Additionally, when campers and staff interacted with people outside of their cohort, masks were worn. Mason said the kids and staff were typically only in masks for about two hours a day. If someone were to have contracted the virus, there were policies in place to have their cohort undergo a strict quarantine and participate in pre-planned, self-led activities. Anytime a child or worker got sick during the summer, the entire campsite was tested. Mason said entering the final weeks of camp they had not had a positive test yet.
Rosenberg said many camp programs used what is called a “Swiss cheese defense,” explaining that no singular mitigation strategy will fully protect people from the virus but having a layered series of protections in place will help better prevent the virus spread.
“If you think of each of these layers of protection as Swiss cheese, one slice, there can be holes in it, if you stack up all the different layers, essentially blocks through all those layers and so that’s kind of the metaphor that has been talked about quite a lot these days,” Rosenberg said.
Rosenberg noted that nationally some summer camps did see outbreaks but that it was “a very small number” compared to the thousands of camps that operated over the summer.
One of the camps Garrison’s daughter attended had to close early due to a positive case of COVID-19.
The first two camps her child attended finished as planned and then the third program, a week-long morning camp, ended on the second day. After one camper tested positive for the virus, the camp decided to close for the rest of the week.
During the program, campers and staff wore masks, seating was spread out and good hand hygiene was practiced.
“They did what they could do there,” Garrison said. “I’m guessing the child just contracted it prior to coming to camp and then exhibited symptoms that second day of camp.”
Garrison doesn’t hold any hard feelings against the camp and said after the cancelation the families received a full refund.

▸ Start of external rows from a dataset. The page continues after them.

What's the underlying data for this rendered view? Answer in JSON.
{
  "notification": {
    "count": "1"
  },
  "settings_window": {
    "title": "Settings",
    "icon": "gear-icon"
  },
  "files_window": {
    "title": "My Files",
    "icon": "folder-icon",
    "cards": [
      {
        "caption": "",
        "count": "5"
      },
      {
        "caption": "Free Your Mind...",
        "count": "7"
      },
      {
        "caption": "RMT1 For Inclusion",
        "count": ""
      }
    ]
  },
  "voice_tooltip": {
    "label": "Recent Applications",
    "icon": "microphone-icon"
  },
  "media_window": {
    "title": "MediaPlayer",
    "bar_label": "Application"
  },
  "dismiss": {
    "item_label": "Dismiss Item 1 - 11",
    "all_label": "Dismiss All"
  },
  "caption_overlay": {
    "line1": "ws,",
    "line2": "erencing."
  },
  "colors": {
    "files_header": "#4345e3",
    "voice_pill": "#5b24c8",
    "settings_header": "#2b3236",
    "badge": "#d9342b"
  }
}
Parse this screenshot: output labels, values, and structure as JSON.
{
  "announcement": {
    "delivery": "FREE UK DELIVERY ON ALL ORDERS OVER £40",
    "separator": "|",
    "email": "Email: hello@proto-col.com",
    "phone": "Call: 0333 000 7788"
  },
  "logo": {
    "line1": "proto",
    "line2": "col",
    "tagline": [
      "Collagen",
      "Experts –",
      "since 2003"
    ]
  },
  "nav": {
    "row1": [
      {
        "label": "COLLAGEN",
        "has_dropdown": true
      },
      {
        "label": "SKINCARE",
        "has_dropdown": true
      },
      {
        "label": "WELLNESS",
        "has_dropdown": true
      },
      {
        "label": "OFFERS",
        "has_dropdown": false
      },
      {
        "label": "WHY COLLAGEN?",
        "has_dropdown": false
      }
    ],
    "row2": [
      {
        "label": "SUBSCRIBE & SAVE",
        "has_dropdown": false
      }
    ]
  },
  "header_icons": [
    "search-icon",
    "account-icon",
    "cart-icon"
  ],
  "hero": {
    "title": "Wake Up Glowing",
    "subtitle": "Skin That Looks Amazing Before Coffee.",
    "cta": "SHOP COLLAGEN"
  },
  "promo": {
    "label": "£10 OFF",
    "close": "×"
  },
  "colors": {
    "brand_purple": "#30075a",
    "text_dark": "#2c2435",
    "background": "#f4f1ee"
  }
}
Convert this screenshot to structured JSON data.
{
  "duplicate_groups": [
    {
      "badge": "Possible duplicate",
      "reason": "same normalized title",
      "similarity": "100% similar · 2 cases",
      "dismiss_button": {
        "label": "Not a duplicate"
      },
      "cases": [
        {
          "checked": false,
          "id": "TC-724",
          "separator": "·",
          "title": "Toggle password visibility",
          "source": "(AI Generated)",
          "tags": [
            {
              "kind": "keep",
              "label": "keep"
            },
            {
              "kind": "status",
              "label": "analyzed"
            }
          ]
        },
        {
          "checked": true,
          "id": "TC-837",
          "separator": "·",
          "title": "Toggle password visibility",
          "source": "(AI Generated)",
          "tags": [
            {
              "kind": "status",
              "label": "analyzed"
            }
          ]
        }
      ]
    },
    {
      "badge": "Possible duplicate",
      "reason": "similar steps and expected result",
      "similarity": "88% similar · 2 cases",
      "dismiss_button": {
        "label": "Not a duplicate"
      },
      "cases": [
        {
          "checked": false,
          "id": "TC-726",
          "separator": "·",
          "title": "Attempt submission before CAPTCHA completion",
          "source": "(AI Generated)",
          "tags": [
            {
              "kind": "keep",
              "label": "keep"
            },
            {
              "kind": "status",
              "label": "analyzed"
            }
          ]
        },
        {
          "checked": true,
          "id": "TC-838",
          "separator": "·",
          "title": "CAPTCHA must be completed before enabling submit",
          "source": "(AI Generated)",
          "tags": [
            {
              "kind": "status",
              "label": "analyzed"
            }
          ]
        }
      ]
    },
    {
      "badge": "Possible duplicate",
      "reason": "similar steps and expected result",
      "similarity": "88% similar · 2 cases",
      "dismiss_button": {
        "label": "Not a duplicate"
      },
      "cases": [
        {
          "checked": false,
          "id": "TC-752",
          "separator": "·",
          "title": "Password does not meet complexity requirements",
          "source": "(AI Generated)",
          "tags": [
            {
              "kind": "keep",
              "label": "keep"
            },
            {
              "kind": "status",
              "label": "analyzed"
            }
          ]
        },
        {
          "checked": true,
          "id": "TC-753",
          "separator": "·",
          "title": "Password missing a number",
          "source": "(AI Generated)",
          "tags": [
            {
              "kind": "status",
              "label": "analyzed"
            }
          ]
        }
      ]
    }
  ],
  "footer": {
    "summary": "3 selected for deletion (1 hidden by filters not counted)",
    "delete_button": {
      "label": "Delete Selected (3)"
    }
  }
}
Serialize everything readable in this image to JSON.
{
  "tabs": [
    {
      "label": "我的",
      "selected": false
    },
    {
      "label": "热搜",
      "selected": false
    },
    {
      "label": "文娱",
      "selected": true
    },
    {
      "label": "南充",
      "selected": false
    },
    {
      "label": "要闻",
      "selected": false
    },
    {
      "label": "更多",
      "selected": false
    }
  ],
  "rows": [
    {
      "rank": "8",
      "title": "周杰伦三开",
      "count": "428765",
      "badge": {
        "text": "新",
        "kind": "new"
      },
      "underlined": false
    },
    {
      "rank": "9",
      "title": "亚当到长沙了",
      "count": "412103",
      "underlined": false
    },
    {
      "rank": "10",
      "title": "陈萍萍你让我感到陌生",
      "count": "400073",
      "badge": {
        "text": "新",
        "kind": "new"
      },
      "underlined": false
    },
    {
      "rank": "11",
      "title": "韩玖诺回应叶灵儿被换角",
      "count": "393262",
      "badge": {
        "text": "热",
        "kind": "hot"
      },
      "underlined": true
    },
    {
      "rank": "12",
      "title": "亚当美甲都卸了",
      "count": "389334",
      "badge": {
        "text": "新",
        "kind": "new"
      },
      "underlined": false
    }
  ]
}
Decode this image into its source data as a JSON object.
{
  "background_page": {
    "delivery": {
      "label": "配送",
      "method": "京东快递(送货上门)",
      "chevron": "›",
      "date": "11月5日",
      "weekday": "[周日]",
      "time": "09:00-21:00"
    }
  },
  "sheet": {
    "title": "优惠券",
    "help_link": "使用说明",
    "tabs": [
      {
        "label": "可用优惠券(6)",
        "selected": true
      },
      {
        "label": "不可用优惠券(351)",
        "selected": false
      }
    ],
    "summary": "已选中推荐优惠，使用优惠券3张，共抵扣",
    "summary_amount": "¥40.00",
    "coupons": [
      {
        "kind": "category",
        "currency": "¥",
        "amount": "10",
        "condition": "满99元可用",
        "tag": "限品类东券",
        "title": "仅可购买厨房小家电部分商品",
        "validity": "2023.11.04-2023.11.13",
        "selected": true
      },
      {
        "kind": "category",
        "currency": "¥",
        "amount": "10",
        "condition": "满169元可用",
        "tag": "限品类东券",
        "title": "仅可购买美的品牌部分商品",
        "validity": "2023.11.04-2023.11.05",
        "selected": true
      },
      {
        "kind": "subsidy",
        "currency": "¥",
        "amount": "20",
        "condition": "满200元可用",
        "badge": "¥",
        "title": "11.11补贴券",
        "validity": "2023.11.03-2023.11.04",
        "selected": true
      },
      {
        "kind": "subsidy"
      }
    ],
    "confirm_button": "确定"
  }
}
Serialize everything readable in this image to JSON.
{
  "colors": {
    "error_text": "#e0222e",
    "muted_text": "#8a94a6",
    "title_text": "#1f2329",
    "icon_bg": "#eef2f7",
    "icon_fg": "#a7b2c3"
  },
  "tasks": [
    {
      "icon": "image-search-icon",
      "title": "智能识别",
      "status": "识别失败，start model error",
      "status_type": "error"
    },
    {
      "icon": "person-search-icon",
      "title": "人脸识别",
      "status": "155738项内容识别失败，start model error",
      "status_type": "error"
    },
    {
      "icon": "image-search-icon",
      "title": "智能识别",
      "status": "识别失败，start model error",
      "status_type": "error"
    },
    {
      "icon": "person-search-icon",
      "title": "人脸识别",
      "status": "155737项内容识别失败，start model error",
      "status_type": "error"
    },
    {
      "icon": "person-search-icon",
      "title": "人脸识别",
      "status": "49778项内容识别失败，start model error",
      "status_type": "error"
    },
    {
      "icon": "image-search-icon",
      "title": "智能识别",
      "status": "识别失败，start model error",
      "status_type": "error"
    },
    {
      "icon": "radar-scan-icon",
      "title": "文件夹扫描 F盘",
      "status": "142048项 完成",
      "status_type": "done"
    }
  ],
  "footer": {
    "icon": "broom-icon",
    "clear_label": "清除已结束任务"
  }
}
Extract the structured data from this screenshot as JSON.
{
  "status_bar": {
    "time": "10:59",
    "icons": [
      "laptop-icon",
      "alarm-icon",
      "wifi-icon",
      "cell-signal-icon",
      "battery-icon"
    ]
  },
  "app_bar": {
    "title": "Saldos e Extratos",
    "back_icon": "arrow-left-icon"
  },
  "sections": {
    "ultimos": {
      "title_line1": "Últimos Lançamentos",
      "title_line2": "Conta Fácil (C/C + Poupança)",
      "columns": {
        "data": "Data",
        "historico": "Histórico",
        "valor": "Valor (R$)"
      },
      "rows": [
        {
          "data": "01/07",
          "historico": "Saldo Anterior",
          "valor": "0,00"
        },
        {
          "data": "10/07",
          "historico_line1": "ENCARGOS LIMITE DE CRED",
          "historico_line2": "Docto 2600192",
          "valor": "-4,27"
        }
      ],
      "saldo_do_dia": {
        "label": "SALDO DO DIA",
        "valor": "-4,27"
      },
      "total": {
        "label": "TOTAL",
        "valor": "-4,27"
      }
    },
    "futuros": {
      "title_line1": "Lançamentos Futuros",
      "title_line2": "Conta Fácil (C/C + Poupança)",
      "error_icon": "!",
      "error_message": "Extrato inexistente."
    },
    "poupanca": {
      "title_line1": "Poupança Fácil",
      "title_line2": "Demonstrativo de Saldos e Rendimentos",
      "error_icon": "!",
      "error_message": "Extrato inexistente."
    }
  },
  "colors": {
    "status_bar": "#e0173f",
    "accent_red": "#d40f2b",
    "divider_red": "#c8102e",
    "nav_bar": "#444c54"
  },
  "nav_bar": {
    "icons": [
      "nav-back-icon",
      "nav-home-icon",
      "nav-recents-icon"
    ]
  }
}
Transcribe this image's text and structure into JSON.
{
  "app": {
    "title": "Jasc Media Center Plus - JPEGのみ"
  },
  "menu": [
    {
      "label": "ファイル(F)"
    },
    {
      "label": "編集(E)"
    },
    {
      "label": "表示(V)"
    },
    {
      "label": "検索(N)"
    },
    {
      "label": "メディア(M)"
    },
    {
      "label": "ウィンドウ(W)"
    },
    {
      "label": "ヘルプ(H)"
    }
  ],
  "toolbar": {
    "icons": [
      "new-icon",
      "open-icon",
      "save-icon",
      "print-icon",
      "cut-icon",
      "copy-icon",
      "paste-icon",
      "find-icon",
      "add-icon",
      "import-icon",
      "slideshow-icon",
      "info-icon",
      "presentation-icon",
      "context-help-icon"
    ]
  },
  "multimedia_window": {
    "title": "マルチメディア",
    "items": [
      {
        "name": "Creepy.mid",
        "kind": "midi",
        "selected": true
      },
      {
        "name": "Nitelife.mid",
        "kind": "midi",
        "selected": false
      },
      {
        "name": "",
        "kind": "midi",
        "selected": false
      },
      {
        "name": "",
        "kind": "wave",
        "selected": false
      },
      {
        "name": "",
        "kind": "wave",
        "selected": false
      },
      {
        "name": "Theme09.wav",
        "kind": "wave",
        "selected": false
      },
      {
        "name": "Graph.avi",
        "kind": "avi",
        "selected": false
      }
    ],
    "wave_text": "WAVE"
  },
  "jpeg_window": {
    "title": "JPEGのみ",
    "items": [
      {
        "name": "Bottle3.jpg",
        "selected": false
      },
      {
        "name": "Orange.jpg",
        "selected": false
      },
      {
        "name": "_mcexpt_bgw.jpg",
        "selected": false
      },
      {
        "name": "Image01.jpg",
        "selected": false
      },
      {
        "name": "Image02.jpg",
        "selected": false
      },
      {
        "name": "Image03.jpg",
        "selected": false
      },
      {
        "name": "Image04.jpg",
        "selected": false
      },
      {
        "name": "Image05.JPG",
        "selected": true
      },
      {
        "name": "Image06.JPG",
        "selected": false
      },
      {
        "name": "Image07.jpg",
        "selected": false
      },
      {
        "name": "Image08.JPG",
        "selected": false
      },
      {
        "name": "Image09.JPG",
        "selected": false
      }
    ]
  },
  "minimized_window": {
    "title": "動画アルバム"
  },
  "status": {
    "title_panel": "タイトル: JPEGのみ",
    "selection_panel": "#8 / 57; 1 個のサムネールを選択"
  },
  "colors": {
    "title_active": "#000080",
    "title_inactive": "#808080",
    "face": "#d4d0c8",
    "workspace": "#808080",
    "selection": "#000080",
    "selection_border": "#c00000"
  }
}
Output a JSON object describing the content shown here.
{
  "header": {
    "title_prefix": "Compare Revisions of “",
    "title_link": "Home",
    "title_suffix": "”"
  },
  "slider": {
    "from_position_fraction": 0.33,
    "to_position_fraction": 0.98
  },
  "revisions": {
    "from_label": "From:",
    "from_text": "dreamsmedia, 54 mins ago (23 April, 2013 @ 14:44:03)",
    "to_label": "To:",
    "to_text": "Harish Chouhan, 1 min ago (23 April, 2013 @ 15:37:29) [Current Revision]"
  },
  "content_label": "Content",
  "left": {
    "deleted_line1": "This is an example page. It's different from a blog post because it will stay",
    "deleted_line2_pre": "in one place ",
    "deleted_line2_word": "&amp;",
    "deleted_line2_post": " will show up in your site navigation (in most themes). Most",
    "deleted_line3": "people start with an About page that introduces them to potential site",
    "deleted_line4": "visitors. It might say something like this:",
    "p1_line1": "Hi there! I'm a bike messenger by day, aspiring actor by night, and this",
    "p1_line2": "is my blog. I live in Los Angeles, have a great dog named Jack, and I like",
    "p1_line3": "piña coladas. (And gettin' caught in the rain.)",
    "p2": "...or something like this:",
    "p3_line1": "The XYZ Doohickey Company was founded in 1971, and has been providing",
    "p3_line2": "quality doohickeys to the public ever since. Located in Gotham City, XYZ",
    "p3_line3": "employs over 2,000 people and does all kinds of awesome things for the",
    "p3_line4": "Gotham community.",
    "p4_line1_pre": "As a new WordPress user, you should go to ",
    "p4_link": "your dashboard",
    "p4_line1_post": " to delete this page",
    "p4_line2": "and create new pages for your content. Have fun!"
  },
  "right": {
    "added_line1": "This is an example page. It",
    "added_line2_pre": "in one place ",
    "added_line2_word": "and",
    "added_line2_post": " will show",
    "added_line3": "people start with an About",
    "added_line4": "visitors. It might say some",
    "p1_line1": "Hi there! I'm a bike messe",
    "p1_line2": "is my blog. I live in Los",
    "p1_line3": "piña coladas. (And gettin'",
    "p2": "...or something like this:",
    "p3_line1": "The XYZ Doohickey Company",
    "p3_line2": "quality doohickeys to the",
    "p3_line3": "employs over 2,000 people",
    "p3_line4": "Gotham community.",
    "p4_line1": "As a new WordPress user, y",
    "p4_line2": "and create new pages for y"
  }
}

She plans to take a portion of the refund and donate it back to the program.
Now with school districts reopening, families are seeing similar issues in schools that camps managed through during the summer. Hopewell City Public Schools temporarily closed this summer due to staffing shortages brought on by COVID-19 cases, quarantines and routine sick days. In Chesterfield County, over 230 public schools students and staff have tested positive for COVID-19 since the return to classrooms.
With many engagements limited to a computer, school and social activities complicated by COVID-19 and some kids experiencing the trauma of losing loved ones to the virus, Rosenberg said children are entering this school year with heightened emotions.
“The implication for parents, for teachers, for school districts, and for camp directors is, you know, kids, we need to expect that kids are going to need a longer adjustment period,” Rosenberg said.